Mac Griswold on “The Manor”
A trip into Shelter Island’s deep past — to say nothing of down “the slave staircase” at the island’s storied Sylvester Manor — awaits the historically curious on Saturday at 3 p.m., when Mac Griswold discusses the particulars of her new book, “The Manor: Three Centuries at a Slave Plantation on Long Island.” The talk, part of the Sag Harbor Historical Society’s annual meeting, will take place at the Annie Cooper Boyd House on Main Street in that village.
Ms. Griswold, a landscape historian, first took note of the manor when from a rowboat she spied huge, and thus hundreds of years old, boxwoods on the 243-acre property, which dates to a mid-1600s charter. Held by 11 generations of one family, it once encompassed the entire island.

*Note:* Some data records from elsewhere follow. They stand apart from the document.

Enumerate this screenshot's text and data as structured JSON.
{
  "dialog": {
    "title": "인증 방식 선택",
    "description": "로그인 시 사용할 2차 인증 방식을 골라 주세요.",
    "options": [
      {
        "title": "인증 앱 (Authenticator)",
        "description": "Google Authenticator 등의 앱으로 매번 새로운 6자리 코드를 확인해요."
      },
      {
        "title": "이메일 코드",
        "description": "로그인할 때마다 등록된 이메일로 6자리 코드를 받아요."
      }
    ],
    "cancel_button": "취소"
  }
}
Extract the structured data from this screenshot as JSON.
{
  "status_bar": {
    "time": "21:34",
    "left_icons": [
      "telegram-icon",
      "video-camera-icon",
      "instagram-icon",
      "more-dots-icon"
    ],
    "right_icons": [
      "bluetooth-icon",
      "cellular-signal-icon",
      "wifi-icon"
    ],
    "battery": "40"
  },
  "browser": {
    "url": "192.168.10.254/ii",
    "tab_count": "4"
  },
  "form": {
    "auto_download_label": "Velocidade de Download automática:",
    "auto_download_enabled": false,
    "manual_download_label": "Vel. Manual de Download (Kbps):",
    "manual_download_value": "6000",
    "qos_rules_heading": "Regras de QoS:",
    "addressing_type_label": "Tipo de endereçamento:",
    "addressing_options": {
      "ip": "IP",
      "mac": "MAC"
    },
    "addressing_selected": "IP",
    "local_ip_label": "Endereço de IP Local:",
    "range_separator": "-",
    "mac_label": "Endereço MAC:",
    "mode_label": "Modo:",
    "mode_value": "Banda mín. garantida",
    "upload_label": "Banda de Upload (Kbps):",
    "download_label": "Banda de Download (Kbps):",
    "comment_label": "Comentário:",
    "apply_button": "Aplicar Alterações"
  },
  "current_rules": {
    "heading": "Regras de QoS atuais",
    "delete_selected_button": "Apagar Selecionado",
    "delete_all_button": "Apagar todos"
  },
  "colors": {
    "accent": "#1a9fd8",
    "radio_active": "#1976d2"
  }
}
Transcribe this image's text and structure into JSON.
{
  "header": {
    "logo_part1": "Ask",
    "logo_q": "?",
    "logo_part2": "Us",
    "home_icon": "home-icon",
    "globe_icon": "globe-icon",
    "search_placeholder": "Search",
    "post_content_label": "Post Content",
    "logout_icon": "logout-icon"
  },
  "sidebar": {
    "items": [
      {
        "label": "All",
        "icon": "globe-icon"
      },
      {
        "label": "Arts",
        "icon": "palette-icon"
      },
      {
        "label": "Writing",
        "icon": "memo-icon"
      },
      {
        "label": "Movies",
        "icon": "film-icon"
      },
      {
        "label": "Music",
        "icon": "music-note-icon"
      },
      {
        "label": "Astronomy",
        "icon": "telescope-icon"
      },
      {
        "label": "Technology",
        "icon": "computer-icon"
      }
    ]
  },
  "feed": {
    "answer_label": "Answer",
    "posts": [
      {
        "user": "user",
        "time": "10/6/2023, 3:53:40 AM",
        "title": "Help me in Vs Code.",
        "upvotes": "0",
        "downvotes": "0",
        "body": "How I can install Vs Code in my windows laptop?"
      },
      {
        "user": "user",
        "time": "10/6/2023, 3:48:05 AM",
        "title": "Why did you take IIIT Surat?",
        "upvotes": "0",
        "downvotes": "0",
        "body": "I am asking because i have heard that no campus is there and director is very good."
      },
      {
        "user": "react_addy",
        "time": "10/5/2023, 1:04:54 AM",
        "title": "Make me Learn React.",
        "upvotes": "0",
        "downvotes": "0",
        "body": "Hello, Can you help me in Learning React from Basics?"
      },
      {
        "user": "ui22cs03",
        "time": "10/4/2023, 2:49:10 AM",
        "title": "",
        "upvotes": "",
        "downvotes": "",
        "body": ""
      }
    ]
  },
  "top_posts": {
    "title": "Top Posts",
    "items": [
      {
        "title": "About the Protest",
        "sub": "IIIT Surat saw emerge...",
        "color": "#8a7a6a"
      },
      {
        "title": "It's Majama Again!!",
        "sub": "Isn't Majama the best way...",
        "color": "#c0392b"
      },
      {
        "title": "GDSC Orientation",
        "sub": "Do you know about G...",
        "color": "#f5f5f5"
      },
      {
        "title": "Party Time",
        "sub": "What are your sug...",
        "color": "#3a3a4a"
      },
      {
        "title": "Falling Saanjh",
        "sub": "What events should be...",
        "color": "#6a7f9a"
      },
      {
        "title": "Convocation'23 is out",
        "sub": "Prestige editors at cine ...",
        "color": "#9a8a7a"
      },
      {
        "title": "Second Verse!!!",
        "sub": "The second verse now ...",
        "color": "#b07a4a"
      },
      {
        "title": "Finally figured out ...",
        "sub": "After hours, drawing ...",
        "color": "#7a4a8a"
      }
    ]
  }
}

The book is due out from Farrar, Straus, and Giroux on July 2. Ms. Griswold will next talk about it at the Madoo Conservancy in Sagaponack on June 15, before appearances at the East Hampton Library on Aug. 10 and at Sylvester Manor itself, with an accompanying tour, on Aug. 17.
Shakespeare’s Philosophical Pearls
Whereas lesser men might wonder at how such a surfeit of genius, from fluency of language to psychological insight, could cohere in a single person, Farhang Zabeeh plunges into the Bard’s timeless oeuvre in search of “Philosophical Pearls of the Shakespearean Deep,” the title of his new book (Humanity Books, $39).
Mr. Zabeeh, a former philosophy professor at Roosevelt University in Chicago and a regular visitor to East Hampton, acknowledges previous philosophical analyses of Shakespeare’s works, back at least to 1774, but differentiates his own book’s intent to reveal the Bard’s “use of the heritage of rich thoughts he acquired and expanded upon” and his “conceptual inventions” as they relate to the “philosophical issues that have preoccupied Western philosophy since ancient times. . . .”
That is, he reveals Shakespeare’s influences and education when it came to writers and thinkers from Socrates and Plato to Machiavelli and Montaigne — not through sprinkled-in quotations, but comprehensively.
Mr. Zabeeh’s introduction to the works of Shakespeare came by reading a translation of “Macbeth” as a 16-year-old student in his native Tehran in 1934, he writes in an author’s note. Next came America and the University of California at Berkeley. His five previous books include “Hume: Precursor of Modern Empiricism.”